This is an archived article that was published on sltrib.com in 2017, and information in the article may be outdated. It is provided only for personal research purposes and may not be reprinted.
When Utahns recreate in national forest lands close to population centers, the beauty of clear-flowing mountain streams, shaded public campgrounds, lush meadows and hills covered with pine trees and aspens can be taken for granted.
Things were not always this way, especially in the late 1800s and early 1900s when overgrazing, uncontrolled timber harvests and issues with mining resulted in denuded forests and some flooding in the valleys.
The result was that, in many instances, Utah state and local officials asked the newly formed U.S. Forest Service to come in and take over management of the land.
In the Wasatch Plateau that separates Emery and Sanpete County, for example, increasingly large herds of cattle and sheep that came not only from Utah but from Colorado and Nevada brought on an ecological disaster.
"The Wasatch Range from Thistle to Salina was a vast dust bed, grazed, trampled and burned to the utmost," wrote the author of an early Forest Service historical account. "The number cover was reduced, the brush thinned, the weeds and grass cropped to the roots, and such sod as existed was broken and worn."
Though no one was counting for sure, historians estimated that there were 500,000 sheep and over 15,000 cattle on the range.
Though some sheep producers argued with the conclusion, summer rainstorms brought devastating floods to the towns below the canyons. Some citizens also complained that sheep urine and excrement spoiled the water.
The flood situation became so severe that citizens requested that the Wasatch Plateau be designated as a National Forest Service Reserve and be regulated by the federal government.
Congress established the U.S. Forest Service in 1905 and the area on the Wasatch Plateau became the Manti-La Sal National Forest. By 1912, the Great Basin Experiment Station was established in the canyon east of Ephraim to do research on overgrazing and flooding.
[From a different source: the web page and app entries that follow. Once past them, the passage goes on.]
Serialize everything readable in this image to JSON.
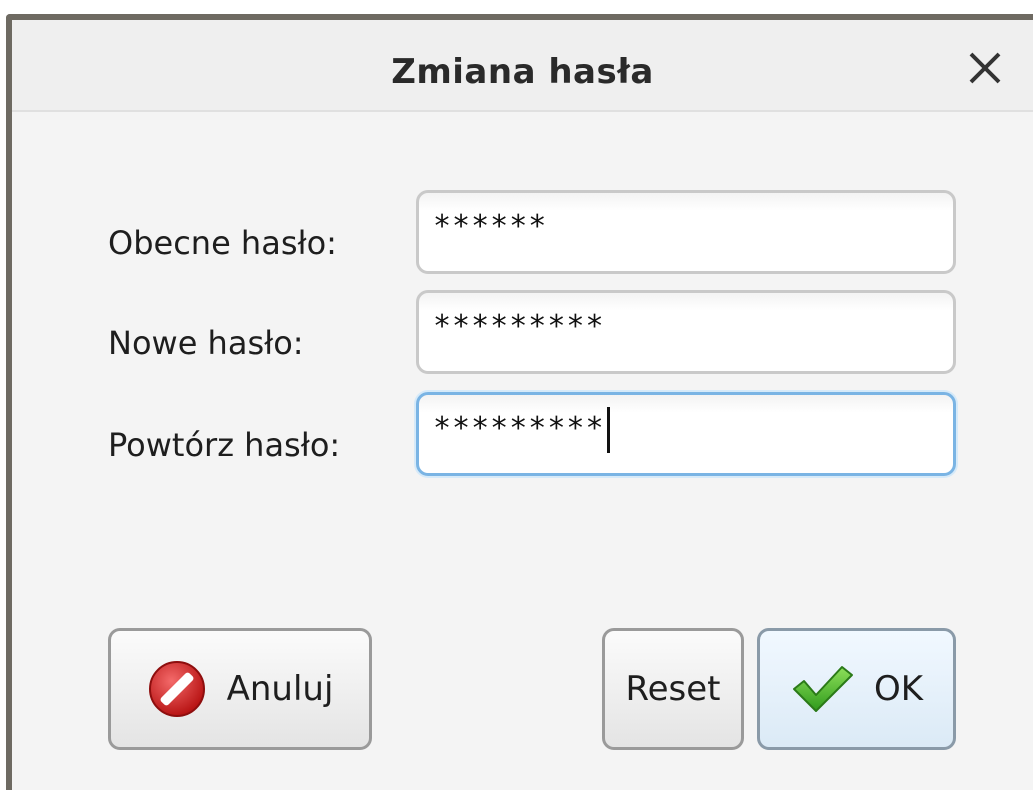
{
  "dialog": {
    "title": "Zmiana hasła"
  },
  "form": {
    "current_password": {
      "label": "Obecne hasło:",
      "value": "******"
    },
    "new_password": {
      "label": "Nowe hasło:",
      "value": "*********"
    },
    "repeat_password": {
      "label": "Powtórz hasło:",
      "value": "*********"
    }
  },
  "buttons": {
    "cancel_label": "Anuluj",
    "reset_label": "Reset",
    "ok_label": "OK"
  },
  "icons": {
    "close": "close-icon",
    "cancel": "no-entry-icon",
    "ok": "checkmark-icon"
  },
  "colors": {
    "focus_border": "#7ab4e4",
    "cancel_icon": "#d42a2a",
    "ok_icon": "#4caf2e"
  }
}
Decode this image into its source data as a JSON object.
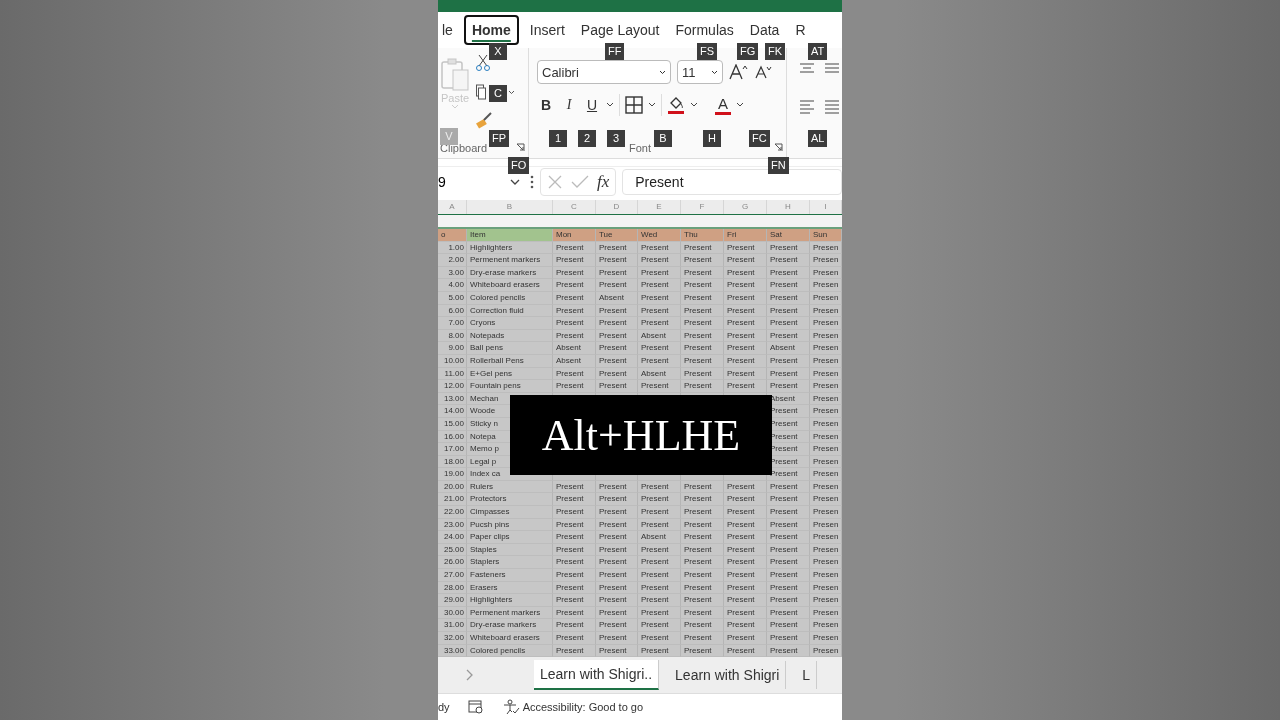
{
  "tabs": [
    {
      "label": "le",
      "selected": false
    },
    {
      "label": "Home",
      "selected": true
    },
    {
      "label": "Insert",
      "selected": false
    },
    {
      "label": "Page Layout",
      "selected": false
    },
    {
      "label": "Formulas",
      "selected": false
    },
    {
      "label": "Data",
      "selected": false
    },
    {
      "label": "R",
      "selected": false
    }
  ],
  "key_tips": [
    {
      "label": "X",
      "disabled": false
    },
    {
      "label": "FF",
      "disabled": false
    },
    {
      "label": "FS",
      "disabled": false
    },
    {
      "label": "FG",
      "disabled": false
    },
    {
      "label": "FK",
      "disabled": false
    },
    {
      "label": "AT",
      "disabled": false
    },
    {
      "label": "C",
      "disabled": false
    },
    {
      "label": "V",
      "disabled": true
    },
    {
      "label": "FP",
      "disabled": false
    },
    {
      "label": "1",
      "disabled": false
    },
    {
      "label": "2",
      "disabled": false
    },
    {
      "label": "3",
      "disabled": false
    },
    {
      "label": "B",
      "disabled": false
    },
    {
      "label": "H",
      "disabled": false
    },
    {
      "label": "FC",
      "disabled": false
    },
    {
      "label": "AL",
      "disabled": false
    },
    {
      "label": "FO",
      "disabled": false
    },
    {
      "label": "FN",
      "disabled": false
    }
  ],
  "ribbon": {
    "paste": {
      "label": "Paste",
      "disabled": true
    },
    "font_name": "Calibri",
    "font_size": "11",
    "bold": "B",
    "italic": "I",
    "underline": "U",
    "font_color": "A",
    "groups": [
      "Clipboard",
      "Font"
    ]
  },
  "formula_bar": {
    "name_box": "9",
    "fx": "fx",
    "value": "Present"
  },
  "sheet": {
    "column_letters": [
      "A",
      "B",
      "C",
      "D",
      "E",
      "F",
      "G",
      "H",
      "I"
    ],
    "header": [
      "o",
      "Item",
      "Mon",
      "Tue",
      "Wed",
      "Thu",
      "Fri",
      "Sat",
      "Sun"
    ],
    "rows": [
      {
        "no": "1.00",
        "item": "Highlighters",
        "days": [
          "Present",
          "Present",
          "Present",
          "Present",
          "Present",
          "Present",
          "Presen"
        ]
      },
      {
        "no": "2.00",
        "item": "Permenent markers",
        "days": [
          "Present",
          "Present",
          "Present",
          "Present",
          "Present",
          "Present",
          "Presen"
        ]
      },
      {
        "no": "3.00",
        "item": "Dry-erase markers",
        "days": [
          "Present",
          "Present",
          "Present",
          "Present",
          "Present",
          "Present",
          "Presen"
        ]
      },
      {
        "no": "4.00",
        "item": "Whiteboard erasers",
        "days": [
          "Present",
          "Present",
          "Present",
          "Present",
          "Present",
          "Present",
          "Presen"
        ]
      },
      {
        "no": "5.00",
        "item": "Colored pencils",
        "days": [
          "Present",
          "Absent",
          "Present",
          "Present",
          "Present",
          "Present",
          "Presen"
        ]
      },
      {
        "no": "6.00",
        "item": "Correction fluid",
        "days": [
          "Present",
          "Present",
          "Present",
          "Present",
          "Present",
          "Present",
          "Presen"
        ]
      },
      {
        "no": "7.00",
        "item": "Cryons",
        "days": [
          "Present",
          "Present",
          "Present",
          "Present",
          "Present",
          "Present",
          "Presen"
        ]
      },
      {
        "no": "8.00",
        "item": "Notepads",
        "days": [
          "Present",
          "Present",
          "Absent",
          "Present",
          "Present",
          "Present",
          "Presen"
        ]
      },
      {
        "no": "9.00",
        "item": "Ball pens",
        "days": [
          "Absent",
          "Present",
          "Present",
          "Present",
          "Present",
          "Absent",
          "Presen"
        ]
      },
      {
        "no": "10.00",
        "item": "Rollerball Pens",
        "days": [
          "Absent",
          "Present",
          "Present",
          "Present",
          "Present",
          "Present",
          "Presen"
        ]
      },
      {
        "no": "11.00",
        "item": "E+Gel pens",
        "days": [
          "Present",
          "Present",
          "Absent",
          "Present",
          "Present",
          "Present",
          "Presen"
        ]
      },
      {
        "no": "12.00",
        "item": "Fountain pens",
        "days": [
          "Present",
          "Present",
          "Present",
          "Present",
          "Present",
          "Present",
          "Presen"
        ]
      },
      {
        "no": "13.00",
        "item": "Mechan",
        "days": [
          "Absent",
          "Presen"
        ]
      },
      {
        "no": "14.00",
        "item": "Woode",
        "days": [
          "Present",
          "Presen"
        ]
      },
      {
        "no": "15.00",
        "item": "Sticky n",
        "days": [
          "Present",
          "Presen"
        ]
      },
      {
        "no": "16.00",
        "item": "Notepa",
        "days": [
          "Present",
          "Presen"
        ]
      },
      {
        "no": "17.00",
        "item": "Memo p",
        "days": [
          "Present",
          "Presen"
        ]
      },
      {
        "no": "18.00",
        "item": "Legal p",
        "days": [
          "Present",
          "Presen"
        ]
      },
      {
        "no": "19.00",
        "item": "Index ca",
        "days": [
          "Present",
          "Presen"
        ]
      },
      {
        "no": "20.00",
        "item": "Rulers",
        "days": [
          "Present",
          "Present",
          "Present",
          "Present",
          "Present",
          "Present",
          "Presen"
        ]
      },
      {
        "no": "21.00",
        "item": "Protectors",
        "days": [
          "Present",
          "Present",
          "Present",
          "Present",
          "Present",
          "Present",
          "Presen"
        ]
      },
      {
        "no": "22.00",
        "item": "Cimpasses",
        "days": [
          "Present",
          "Present",
          "Present",
          "Present",
          "Present",
          "Present",
          "Presen"
        ]
      },
      {
        "no": "23.00",
        "item": "Pucsh pins",
        "days": [
          "Present",
          "Present",
          "Present",
          "Present",
          "Present",
          "Present",
          "Presen"
        ]
      },
      {
        "no": "24.00",
        "item": "Paper clips",
        "days": [
          "Present",
          "Present",
          "Absent",
          "Present",
          "Present",
          "Present",
          "Presen"
        ]
      },
      {
        "no": "25.00",
        "item": "Staples",
        "days": [
          "Present",
          "Present",
          "Present",
          "Present",
          "Present",
          "Present",
          "Presen"
        ]
      },
      {
        "no": "26.00",
        "item": "Staplers",
        "days": [
          "Present",
          "Present",
          "Present",
          "Present",
          "Present",
          "Present",
          "Presen"
        ]
      },
      {
        "no": "27.00",
        "item": "Fasteners",
        "days": [
          "Present",
          "Present",
          "Present",
          "Present",
          "Present",
          "Present",
          "Presen"
        ]
      },
      {
        "no": "28.00",
        "item": "Erasers",
        "days": [
          "Present",
          "Present",
          "Present",
          "Present",
          "Present",
          "Present",
          "Presen"
        ]
      },
      {
        "no": "29.00",
        "item": "Highlighters",
        "days": [
          "Present",
          "Present",
          "Present",
          "Present",
          "Present",
          "Present",
          "Presen"
        ]
      },
      {
        "no": "30.00",
        "item": "Permenent markers",
        "days": [
          "Present",
          "Present",
          "Present",
          "Present",
          "Present",
          "Present",
          "Presen"
        ]
      },
      {
        "no": "31.00",
        "item": "Dry-erase markers",
        "days": [
          "Present",
          "Present",
          "Present",
          "Present",
          "Present",
          "Present",
          "Presen"
        ]
      },
      {
        "no": "32.00",
        "item": "Whiteboard erasers",
        "days": [
          "Present",
          "Present",
          "Present",
          "Present",
          "Present",
          "Present",
          "Presen"
        ]
      },
      {
        "no": "33.00",
        "item": "Colored pencils",
        "days": [
          "Present",
          "Present",
          "Present",
          "Present",
          "Present",
          "Present",
          "Presen"
        ]
      }
    ]
  },
  "caption": "Alt+HLHE",
  "sheet_tabs": [
    {
      "label": "Learn with Shigri..",
      "selected": true
    },
    {
      "label": "Learn with Shigri",
      "selected": false
    },
    {
      "label": "L",
      "selected": false
    }
  ],
  "status_bar": {
    "mode": "dy",
    "accessibility": "Accessibility: Good to go"
  }
}
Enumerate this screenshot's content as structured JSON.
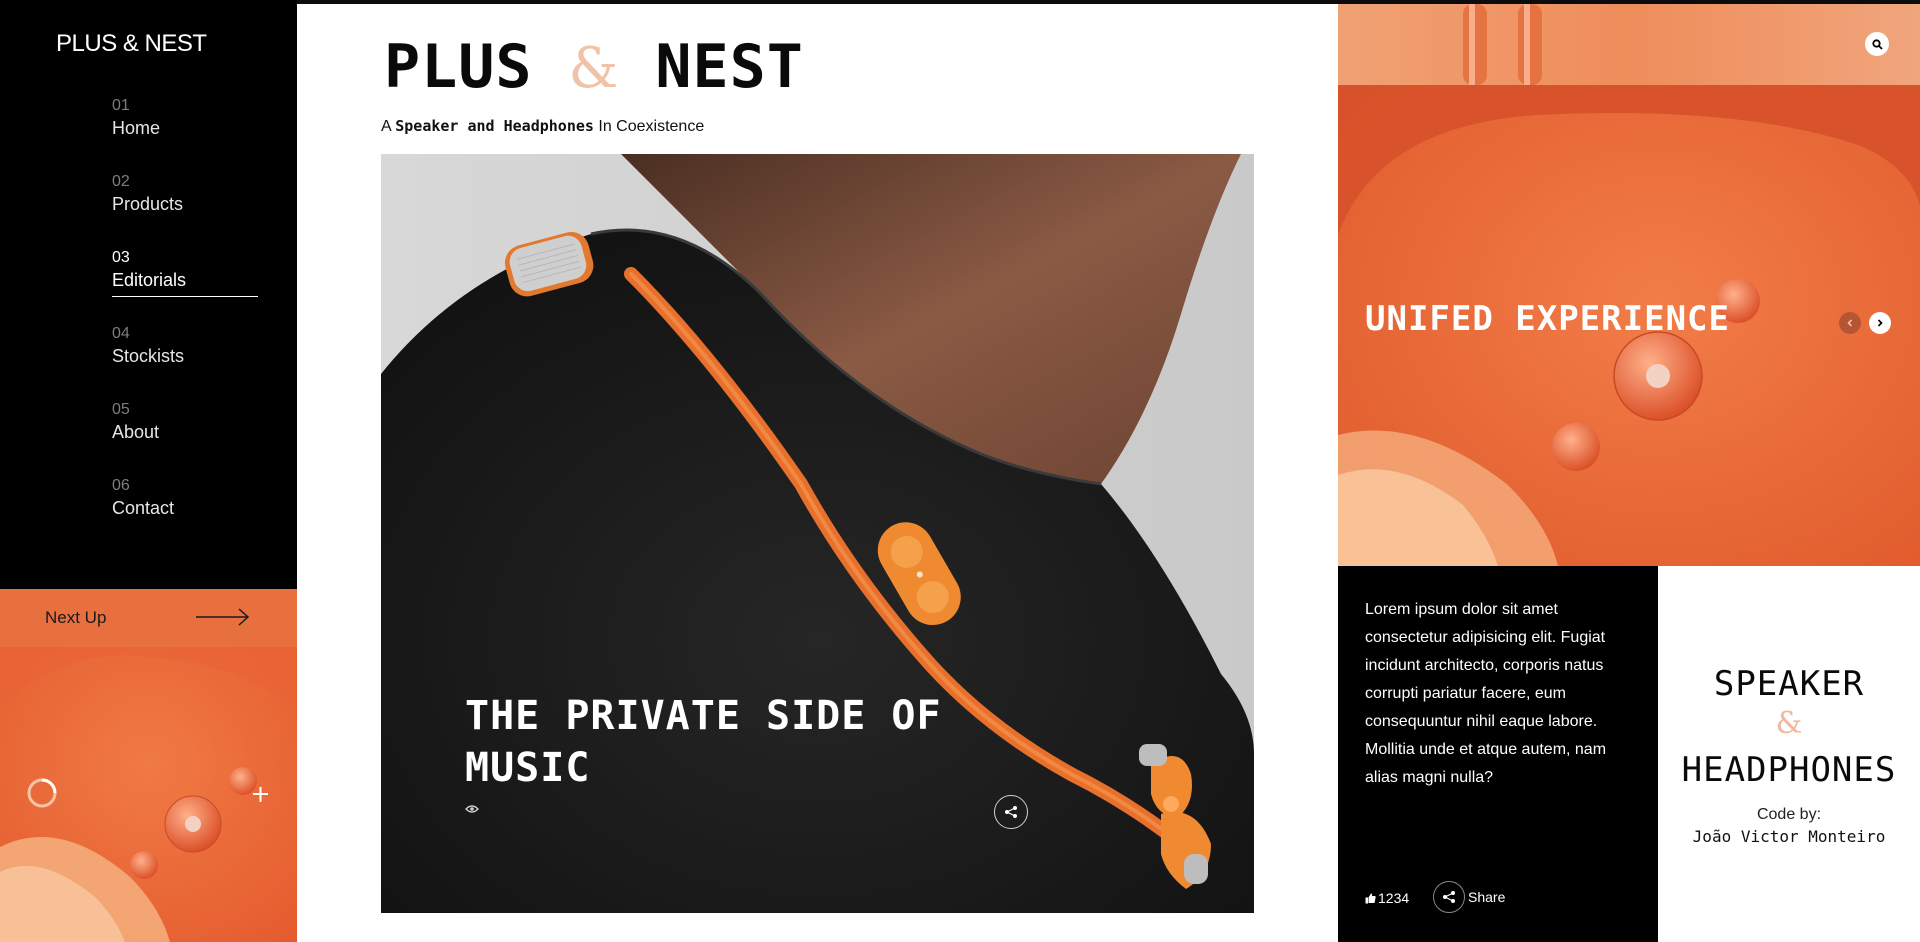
{
  "brand": "PLUS & NEST",
  "nav": [
    {
      "num": "01",
      "label": "Home"
    },
    {
      "num": "02",
      "label": "Products"
    },
    {
      "num": "03",
      "label": "Editorials"
    },
    {
      "num": "04",
      "label": "Stockists"
    },
    {
      "num": "05",
      "label": "About"
    },
    {
      "num": "06",
      "label": "Contact"
    }
  ],
  "nav_active": "Editorials",
  "next_up": {
    "label": "Next Up"
  },
  "header": {
    "title_left": "PLUS",
    "title_amp": "&",
    "title_right": "NEST",
    "subtitle_prefix": "A",
    "subtitle_bold": "Speaker and Headphones",
    "subtitle_suffix": "In Coexistence"
  },
  "hero": {
    "title": "THE PRIVATE SIDE OF MUSIC"
  },
  "feature": {
    "title": "UNIFED EXPERIENCE"
  },
  "article": {
    "body": "Lorem ipsum dolor sit amet consectetur adipisicing elit. Fugiat incidunt architecto, corporis natus corrupti pariatur facere, eum consequuntur nihil eaque labore. Mollitia unde et atque autem, nam alias magni nulla?",
    "likes": "1234",
    "share_label": "Share"
  },
  "credits": {
    "line1": "SPEAKER",
    "amp": "&",
    "line2": "HEADPHONES",
    "code_by": "Code by:",
    "author": "João Victor Monteiro"
  },
  "colors": {
    "accent": "#e8703f",
    "accent_dark": "#e65f33",
    "amp_tint": "#f0c2a8",
    "sidebar_bg": "#000000"
  },
  "icons": [
    "search-icon",
    "arrow-right-icon",
    "chevron-left-icon",
    "chevron-right-icon",
    "share-icon",
    "eye-icon",
    "thumbs-up-icon",
    "plus-icon",
    "loader-icon"
  ]
}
That station exists to this day, helping study range conservation throughout the West.
According to Forest Service historians, though, there were fights over reductions of grazing allotments, so much so that it became a national issue.
Mormon apostle Ezra Taft Benson was then the U.S. Secretary of Agriculture. Historians wrote that an "unidentified high churchman charged the Forest Service with tyrannical practices. Lambasting Easterners, the church leader cited the days when mobs burned, raped and murdered the Latter-day Saints and declared 'we are not surrendering now.' "
But things settled down and, after range studies collected between 1962 and 1967, a 50 percent reduction in grazing allotments was made.
The situation wasn't much different along the Wasatch Front, where local officials requested that the federal government and the U.S. Forest Service manage the watersheds.
"By the 1890s, many of the range, timber and watershed resources of the Uinta and Wasatch Mountains were seriously depleted," read a chapter in the history of the Uinta National Forest. "The newly created forest service was seen as the best organization to turn this around. Its mission was to manage these public lands for the best use by the largest number of people. This goal continues to this day."
The first Forest Reserve in Utah was established on February 22, 1897, about a year after statehood was established. These lands would eventually become parts of the Uinta, Wasatch and Cache National Forests.
Another issue that surfaced along the Wasatch Front was that booming construction led to most of the timber being harvested in the eastern canyons, so much that by the 1880s, historians reported that timber was being brought in from the Sierra Nevadas and Chicago.
Some of the names of Wasatch Front side canyons are named after sawmills that operated in the area in those days, with Mill Creek Canyon or Mill D Fork as examples.
Grazing was also an issue along the Wasatch Front, especially when forest rangers began charging livestock producers fees to use land that they once grazed for free.
Things were so bad that, in 1909, the Springville mayor presented a petition requesting that lands in Hobble Creek Canyon be added to the Uinta National Forest for watershed protection.
The fights between the federal government, local and state governments and private landowners continue to this day over management and even ownership of those public lands.
The history, though, is interesting because it shows that in many cases, Utah government leaders asked for the federal government to come in and manage the lands to be sustainable for grazing, timber harvest, clean water, fish, wildlife and recreation.